1989-95 Plymouth Acclaim. These changed so little across their run that it’s very hard to know which model year this one is. I always think of these as the perfect car for people who don’t like cars. My friend Elsa owned one twenty years ago when I first met her. She doesn’t care at all about cars. She’s owned two Accords since, and still says her Acclaim was her favorite car. Spotted in downtown Fishers.
199x BMW 3-series. It’s hard to believe that BMW made these for so many years. To me, this is the ultimate 3-series body. I found this on the same day and in the same place as the 1977 Corvette. You can see the Vette’s hood through the BMW’s greenhouse.
1992-95 Pontiac Bonneville SE. Hard to believe these now qualify as old. Spotted at the Fishers Super Target.
1993-94 Ford Explorer Limited. Hard to believe given how many of these Ford made, but these early Explorers are quite rare today. Perhaps the Obama-era Cash for Clunkers program did a lot of them in. I found this one at the 38th St. Meijer (big-box store similar to Walmart) in Indianapolis.

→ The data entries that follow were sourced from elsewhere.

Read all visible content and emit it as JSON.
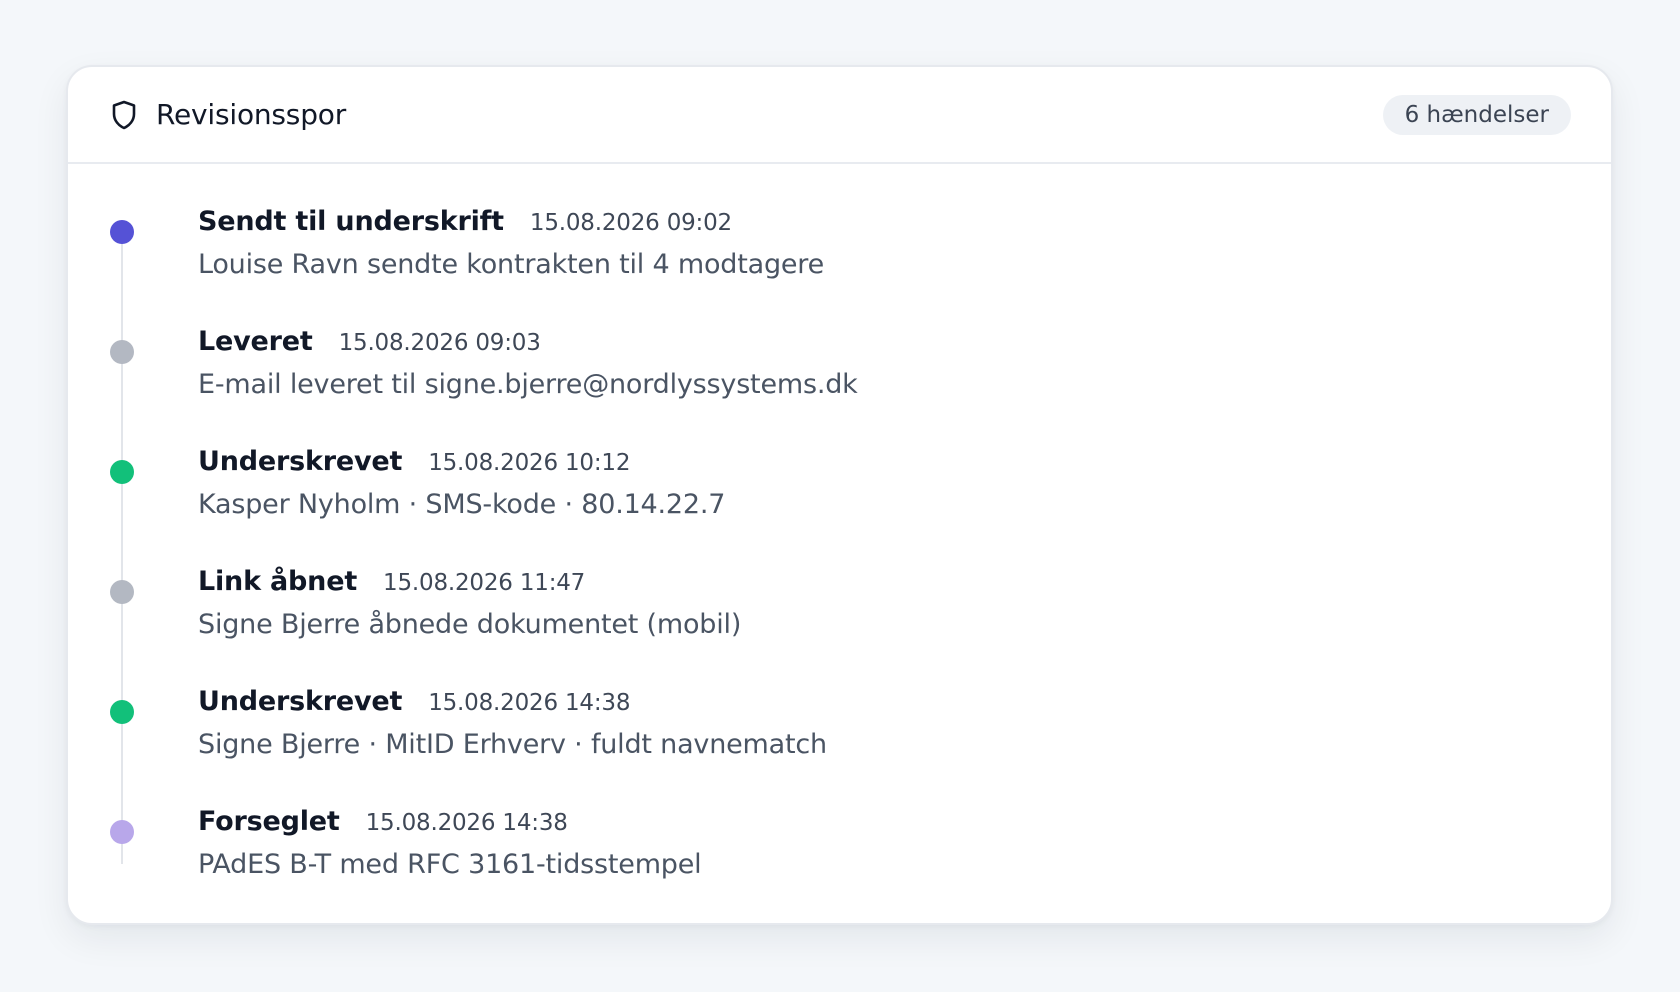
{
  "header": {
    "title": "Revisionsspor",
    "icon": "shield-icon",
    "badge": "6 hændelser"
  },
  "events": [
    {
      "title": "Sendt til underskrift",
      "time": "15.08.2026 09:02",
      "description": "Louise Ravn sendte kontrakten til 4 modtagere",
      "color": "#5552d6"
    },
    {
      "title": "Leveret",
      "time": "15.08.2026 09:03",
      "description": "E-mail leveret til signe.bjerre@nordlyssystems.dk",
      "color": "#b3b8c2"
    },
    {
      "title": "Underskrevet",
      "time": "15.08.2026 10:12",
      "description": "Kasper Nyholm · SMS-kode · 80.14.22.7",
      "color": "#12c07a"
    },
    {
      "title": "Link åbnet",
      "time": "15.08.2026 11:47",
      "description": "Signe Bjerre åbnede dokumentet (mobil)",
      "color": "#b3b8c2"
    },
    {
      "title": "Underskrevet",
      "time": "15.08.2026 14:38",
      "description": "Signe Bjerre · MitID Erhverv · fuldt navnematch",
      "color": "#12c07a"
    },
    {
      "title": "Forseglet",
      "time": "15.08.2026 14:38",
      "description": "PAdES B-T med RFC 3161-tidsstempel",
      "color": "#b8a7ea"
    }
  ]
}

1993-95 Chrysler LeBaron GTC. The LeBaron was once a high-end Chrysler. This compact convertible had nothing to do with the model’s history and should have been named something else. Another find in the Nickel Plate parking lot.

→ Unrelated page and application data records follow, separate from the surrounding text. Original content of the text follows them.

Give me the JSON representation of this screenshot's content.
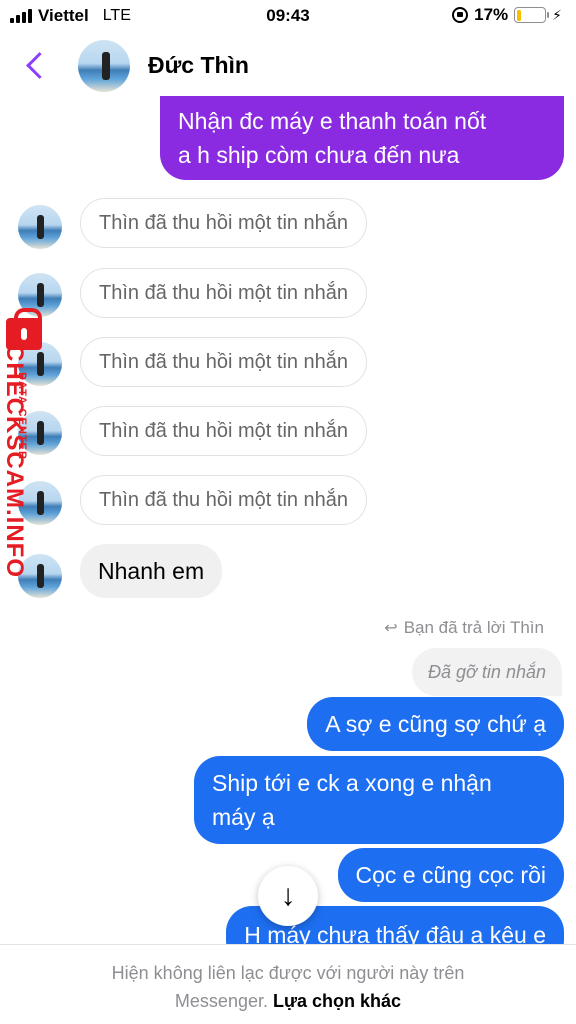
{
  "status_bar": {
    "carrier": "Viettel",
    "network": "LTE",
    "time": "09:43",
    "battery_percent": "17%",
    "battery_level": 0.17
  },
  "header": {
    "contact_name": "Đức Thìn",
    "accent_color": "#8a3ffc"
  },
  "messages": [
    {
      "side": "out",
      "color": "purple",
      "text": "Nhận đc máy e thanh toán nốt\na h ship còm chưa đến nưa"
    },
    {
      "side": "in",
      "type": "unsent",
      "text": "Thìn đã thu hồi một tin nhắn"
    },
    {
      "side": "in",
      "type": "unsent",
      "text": "Thìn đã thu hồi một tin nhắn"
    },
    {
      "side": "in",
      "type": "unsent",
      "text": "Thìn đã thu hồi một tin nhắn"
    },
    {
      "side": "in",
      "type": "unsent",
      "text": "Thìn đã thu hồi một tin nhắn"
    },
    {
      "side": "in",
      "type": "unsent",
      "text": "Thìn đã thu hồi một tin nhắn"
    },
    {
      "side": "in",
      "type": "text",
      "text": "Nhanh em"
    },
    {
      "side": "out",
      "color": "blue",
      "text": "A sợ e cũng sợ chứ ạ"
    },
    {
      "side": "out",
      "color": "blue",
      "text": "Ship tới e ck a xong e nhận\nmáy ạ"
    },
    {
      "side": "out",
      "color": "blue",
      "text": "Cọc e cũng cọc rồi"
    },
    {
      "side": "out",
      "color": "blue",
      "text": "H máy chưa thấy đâu a kêu e"
    }
  ],
  "reply_note": "Bạn đã trả lời Thìn",
  "removed_message": "Đã gỡ tin nhắn",
  "footer": {
    "notice": "Hiện không liên lạc được với người này trên",
    "notice_end": "Messenger.",
    "link": "Lựa chọn khác"
  },
  "watermark": {
    "main": "CHECKSCAM.INFO",
    "sub": "DATA CENTER"
  },
  "colors": {
    "purple_bubble": "#8a2be2",
    "blue_bubble": "#1d6ef0",
    "watermark_red": "#e51c23"
  }
}
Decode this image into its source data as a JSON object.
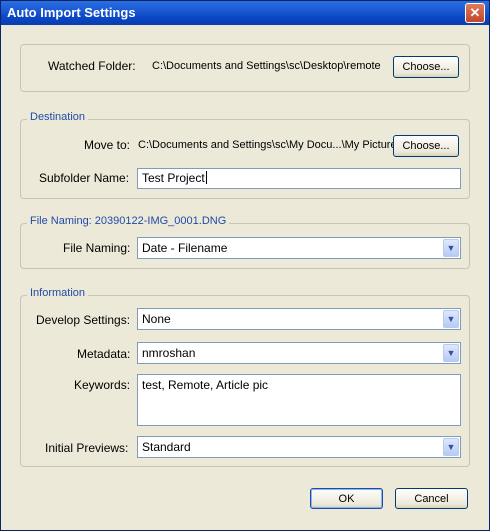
{
  "window": {
    "title": "Auto Import Settings",
    "close_glyph": "✕"
  },
  "watched": {
    "label": "Watched Folder:",
    "path": "C:\\Documents and Settings\\sc\\Desktop\\remote",
    "choose_label": "Choose..."
  },
  "destination": {
    "caption": "Destination",
    "move_label": "Move to:",
    "move_path": "C:\\Documents and Settings\\sc\\My Docu...\\My Pictures",
    "choose_label": "Choose...",
    "subfolder_label": "Subfolder Name:",
    "subfolder_value": "Test Project"
  },
  "file_naming": {
    "caption": "File Naming:  20390122-IMG_0001.DNG",
    "label": "File Naming:",
    "value": "Date - Filename"
  },
  "information": {
    "caption": "Information",
    "develop_label": "Develop Settings:",
    "develop_value": "None",
    "metadata_label": "Metadata:",
    "metadata_value": "nmroshan",
    "keywords_label": "Keywords:",
    "keywords_value": "test, Remote, Article pic",
    "previews_label": "Initial Previews:",
    "previews_value": "Standard"
  },
  "footer": {
    "ok_label": "OK",
    "cancel_label": "Cancel"
  },
  "icons": {
    "dropdown": "chevron-down-icon",
    "close": "close-icon"
  },
  "colors": {
    "titlebar": "#0a46c4",
    "group_caption": "#1f4aa8",
    "dialog_bg": "#ece9d8"
  }
}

1994-99 Dodge/Plymouth Neon. I suppose this Neon could be newer than 20 years old, but it’s hard to tell just by looking at it, as Chrysler didn’t change these much over their manufacturing run. Someone sure slathered on the aftermarket trim bits, though. Spotted in the parking lot of my previous employer.
1995-96 Chevrolet Camaro Z28. Spotted at an Indianapolis Dairy Queen, this Camaro was in mighty fine shape considering how badly these were flogged by their teenaged second, third, and fourth owners.
1995-97 Ford Contour. Another once-common car that’s mighty thin on the ground today, this early Contour was waiting for its owner at the 38th Street Indianapolis Meijer.
There! A whopping 23 cars this year. That’s almost one every two weeks! A remarkable harvest for here in Rustopia.
Last updated on 3 March 2020 by Jim Grey